### WHAT YOU NEED TO DO
Render every entry exactly as it appears.

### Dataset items
··········
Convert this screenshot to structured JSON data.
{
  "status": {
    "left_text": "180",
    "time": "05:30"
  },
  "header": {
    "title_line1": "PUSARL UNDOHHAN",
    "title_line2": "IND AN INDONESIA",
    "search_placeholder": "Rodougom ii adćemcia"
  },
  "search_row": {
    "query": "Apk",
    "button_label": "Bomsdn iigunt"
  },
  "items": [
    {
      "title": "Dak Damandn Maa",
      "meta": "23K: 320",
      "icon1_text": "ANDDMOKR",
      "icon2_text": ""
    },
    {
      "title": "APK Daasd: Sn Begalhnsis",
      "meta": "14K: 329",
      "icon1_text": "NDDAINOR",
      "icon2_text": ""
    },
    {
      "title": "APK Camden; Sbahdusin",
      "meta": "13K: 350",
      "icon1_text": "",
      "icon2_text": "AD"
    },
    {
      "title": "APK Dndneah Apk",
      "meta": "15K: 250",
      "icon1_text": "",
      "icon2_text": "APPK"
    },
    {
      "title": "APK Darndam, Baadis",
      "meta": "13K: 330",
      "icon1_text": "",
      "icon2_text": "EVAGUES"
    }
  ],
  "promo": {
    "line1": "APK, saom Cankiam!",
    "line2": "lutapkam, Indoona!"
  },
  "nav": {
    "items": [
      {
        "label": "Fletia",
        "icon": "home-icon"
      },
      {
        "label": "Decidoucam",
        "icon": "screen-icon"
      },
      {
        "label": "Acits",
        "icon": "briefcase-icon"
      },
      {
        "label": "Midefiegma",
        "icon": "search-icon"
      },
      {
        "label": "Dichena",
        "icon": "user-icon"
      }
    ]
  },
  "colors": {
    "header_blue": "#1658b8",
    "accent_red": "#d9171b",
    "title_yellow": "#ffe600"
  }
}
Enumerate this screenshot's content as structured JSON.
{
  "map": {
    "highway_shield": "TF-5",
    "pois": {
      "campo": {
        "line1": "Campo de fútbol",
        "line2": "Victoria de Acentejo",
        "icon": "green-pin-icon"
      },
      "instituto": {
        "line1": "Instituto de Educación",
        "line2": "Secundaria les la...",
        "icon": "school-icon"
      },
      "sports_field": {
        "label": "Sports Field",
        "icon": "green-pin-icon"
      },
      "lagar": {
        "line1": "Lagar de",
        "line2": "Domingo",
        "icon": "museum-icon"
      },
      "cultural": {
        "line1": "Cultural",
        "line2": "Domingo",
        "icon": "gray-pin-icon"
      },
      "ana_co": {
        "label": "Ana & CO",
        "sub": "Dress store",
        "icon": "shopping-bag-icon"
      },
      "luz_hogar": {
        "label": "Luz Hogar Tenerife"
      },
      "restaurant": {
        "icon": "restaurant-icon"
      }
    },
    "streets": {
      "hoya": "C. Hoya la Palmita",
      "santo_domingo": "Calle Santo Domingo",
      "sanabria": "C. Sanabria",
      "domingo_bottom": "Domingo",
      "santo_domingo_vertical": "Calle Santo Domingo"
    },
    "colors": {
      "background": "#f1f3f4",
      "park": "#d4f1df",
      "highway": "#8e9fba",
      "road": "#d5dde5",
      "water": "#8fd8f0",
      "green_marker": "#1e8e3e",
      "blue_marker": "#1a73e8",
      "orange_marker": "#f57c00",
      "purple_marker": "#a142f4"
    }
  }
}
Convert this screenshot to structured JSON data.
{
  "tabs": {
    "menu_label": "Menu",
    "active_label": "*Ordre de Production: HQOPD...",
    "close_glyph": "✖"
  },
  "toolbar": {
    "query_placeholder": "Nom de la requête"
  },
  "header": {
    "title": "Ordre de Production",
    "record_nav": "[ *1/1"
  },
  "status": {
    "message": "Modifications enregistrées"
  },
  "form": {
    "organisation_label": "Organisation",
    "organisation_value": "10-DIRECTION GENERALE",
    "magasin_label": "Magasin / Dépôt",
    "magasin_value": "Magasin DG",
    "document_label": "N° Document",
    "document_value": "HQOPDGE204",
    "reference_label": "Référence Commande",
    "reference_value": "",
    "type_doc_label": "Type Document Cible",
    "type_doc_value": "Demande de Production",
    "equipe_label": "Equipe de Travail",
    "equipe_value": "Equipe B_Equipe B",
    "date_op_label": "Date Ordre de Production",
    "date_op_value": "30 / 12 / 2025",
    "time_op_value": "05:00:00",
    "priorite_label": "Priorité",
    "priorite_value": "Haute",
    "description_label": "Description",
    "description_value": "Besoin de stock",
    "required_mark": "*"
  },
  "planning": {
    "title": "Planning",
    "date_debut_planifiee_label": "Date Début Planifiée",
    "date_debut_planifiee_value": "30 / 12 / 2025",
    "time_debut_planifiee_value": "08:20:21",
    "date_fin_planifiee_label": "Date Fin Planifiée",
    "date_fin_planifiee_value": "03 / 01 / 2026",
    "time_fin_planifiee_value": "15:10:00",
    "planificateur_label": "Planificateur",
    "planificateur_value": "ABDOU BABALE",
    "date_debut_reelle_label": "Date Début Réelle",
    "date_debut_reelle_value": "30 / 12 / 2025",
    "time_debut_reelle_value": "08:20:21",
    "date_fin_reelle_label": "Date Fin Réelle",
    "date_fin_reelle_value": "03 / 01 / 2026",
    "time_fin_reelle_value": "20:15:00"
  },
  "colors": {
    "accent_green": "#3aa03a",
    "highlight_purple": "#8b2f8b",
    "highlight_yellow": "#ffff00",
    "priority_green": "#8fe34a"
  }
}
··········
### WRITTEN SOLUTION
Convert this screenshot to structured JSON data.
{
  "status": {
    "left_text": "180",
    "time": "05:30"
  },
  "header": {
    "title_line1": "PUSARL UNDOHHAN",
    "title_line2": "IND AN INDONESIA",
    "search_placeholder": "Rodougom ii adćemcia"
  },
  "search_row": {
    "query": "Apk",
    "button_label": "Bomsdn iigunt"
  },
  "items": [
    {
      "title": "Dak Damandn Maa",
      "meta": "23K: 320",
      "icon1_text": "ANDDMOKR",
      "icon2_text": ""
    },
    {
      "title": "APK Daasd: Sn Begalhnsis",
      "meta": "14K: 329",
      "icon1_text": "NDDAINOR",
      "icon2_text": ""
    },
    {
      "title": "APK Camden; Sbahdusin",
      "meta": "13K: 350",
      "icon1_text": "",
      "icon2_text": "AD"
    },
    {
      "title": "APK Dndneah Apk",
      "meta": "15K: 250",
      "icon1_text": "",
      "icon2_text": "APPK"
    },
    {
      "title": "APK Darndam, Baadis",
      "meta": "13K: 330",
      "icon1_text": "",
      "icon2_text": "EVAGUES"
    }
  ],
  "promo": {
    "line1": "APK, saom Cankiam!",
    "line2": "lutapkam, Indoona!"
  },
  "nav": {
    "items": [
      {
        "label": "Fletia",
        "icon": "home-icon"
      },
      {
        "label": "Decidoucam",
        "icon": "screen-icon"
      },
      {
        "label": "Acits",
        "icon": "briefcase-icon"
      },
      {
        "label": "Midefiegma",
        "icon": "search-icon"
      },
      {
        "label": "Dichena",
        "icon": "user-icon"
      }
    ]
  },
  "colors": {
    "header_blue": "#1658b8",
    "accent_red": "#d9171b",
    "title_yellow": "#ffe600"
  }
}
Enumerate this screenshot's content as structured JSON.
{
  "map": {
    "highway_shield": "TF-5",
    "pois": {
      "campo": {
        "line1": "Campo de fútbol",
        "line2": "Victoria de Acentejo",
        "icon": "green-pin-icon"
      },
      "instituto": {
        "line1": "Instituto de Educación",
        "line2": "Secundaria les la...",
        "icon": "school-icon"
      },
      "sports_field": {
        "label": "Sports Field",
        "icon": "green-pin-icon"
      },
      "lagar": {
        "line1": "Lagar de",
        "line2": "Domingo",
        "icon": "museum-icon"
      },
      "cultural": {
        "line1": "Cultural",
        "line2": "Domingo",
        "icon": "gray-pin-icon"
      },
      "ana_co": {
        "label": "Ana & CO",
        "sub": "Dress store",
        "icon": "shopping-bag-icon"
      },
      "luz_hogar": {
        "label": "Luz Hogar Tenerife"
      },
      "restaurant": {
        "icon": "restaurant-icon"
      }
    },
    "streets": {
      "hoya": "C. Hoya la Palmita",
      "santo_domingo": "Calle Santo Domingo",
      "sanabria": "C. Sanabria",
      "domingo_bottom": "Domingo",
      "santo_domingo_vertical": "Calle Santo Domingo"
    },
    "colors": {
      "background": "#f1f3f4",
      "park": "#d4f1df",
      "highway": "#8e9fba",
      "road": "#d5dde5",
      "water": "#8fd8f0",
      "green_marker": "#1e8e3e",
      "blue_marker": "#1a73e8",
      "orange_marker": "#f57c00",
      "purple_marker": "#a142f4"
    }
  }
}
Convert this screenshot to structured JSON data.
{
  "tabs": {
    "menu_label": "Menu",
    "active_label": "*Ordre de Production: HQOPD...",
    "close_glyph": "✖"
  },
  "toolbar": {
    "query_placeholder": "Nom de la requête"
  },
  "header": {
    "title": "Ordre de Production",
    "record_nav": "[ *1/1"
  },
  "status": {
    "message": "Modifications enregistrées"
  },
  "form": {
    "organisation_label": "Organisation",
    "organisation_value": "10-DIRECTION GENERALE",
    "magasin_label": "Magasin / Dépôt",
    "magasin_value": "Magasin DG",
    "document_label": "N° Document",
    "document_value": "HQOPDGE204",
    "reference_label": "Référence Commande",
    "reference_value": "",
    "type_doc_label": "Type Document Cible",
    "type_doc_value": "Demande de Production",
    "equipe_label": "Equipe de Travail",
    "equipe_value": "Equipe B_Equipe B",
    "date_op_label": "Date Ordre de Production",
    "date_op_value": "30 / 12 / 2025",
    "time_op_value": "05:00:00",
    "priorite_label": "Priorité",
    "priorite_value": "Haute",
    "description_label": "Description",
    "description_value": "Besoin de stock",
    "required_mark": "*"
  },
  "planning": {
    "title": "Planning",
    "date_debut_planifiee_label": "Date Début Planifiée",
    "date_debut_planifiee_value": "30 / 12 / 2025",
    "time_debut_planifiee_value": "08:20:21",
    "date_fin_planifiee_label": "Date Fin Planifiée",
    "date_fin_planifiee_value": "03 / 01 / 2026",
    "time_fin_planifiee_value": "15:10:00",
    "planificateur_label": "Planificateur",
    "planificateur_value": "ABDOU BABALE",
    "date_debut_reelle_label": "Date Début Réelle",
    "date_debut_reelle_value": "30 / 12 / 2025",
    "time_debut_reelle_value": "08:20:21",
    "date_fin_reelle_label": "Date Fin Réelle",
    "date_fin_reelle_value": "03 / 01 / 2026",
    "time_fin_reelle_value": "20:15:00"
  },
  "colors": {
    "accent_green": "#3aa03a",
    "highlight_purple": "#8b2f8b",
    "highlight_yellow": "#ffff00",
    "priority_green": "#8fe34a"
  }
}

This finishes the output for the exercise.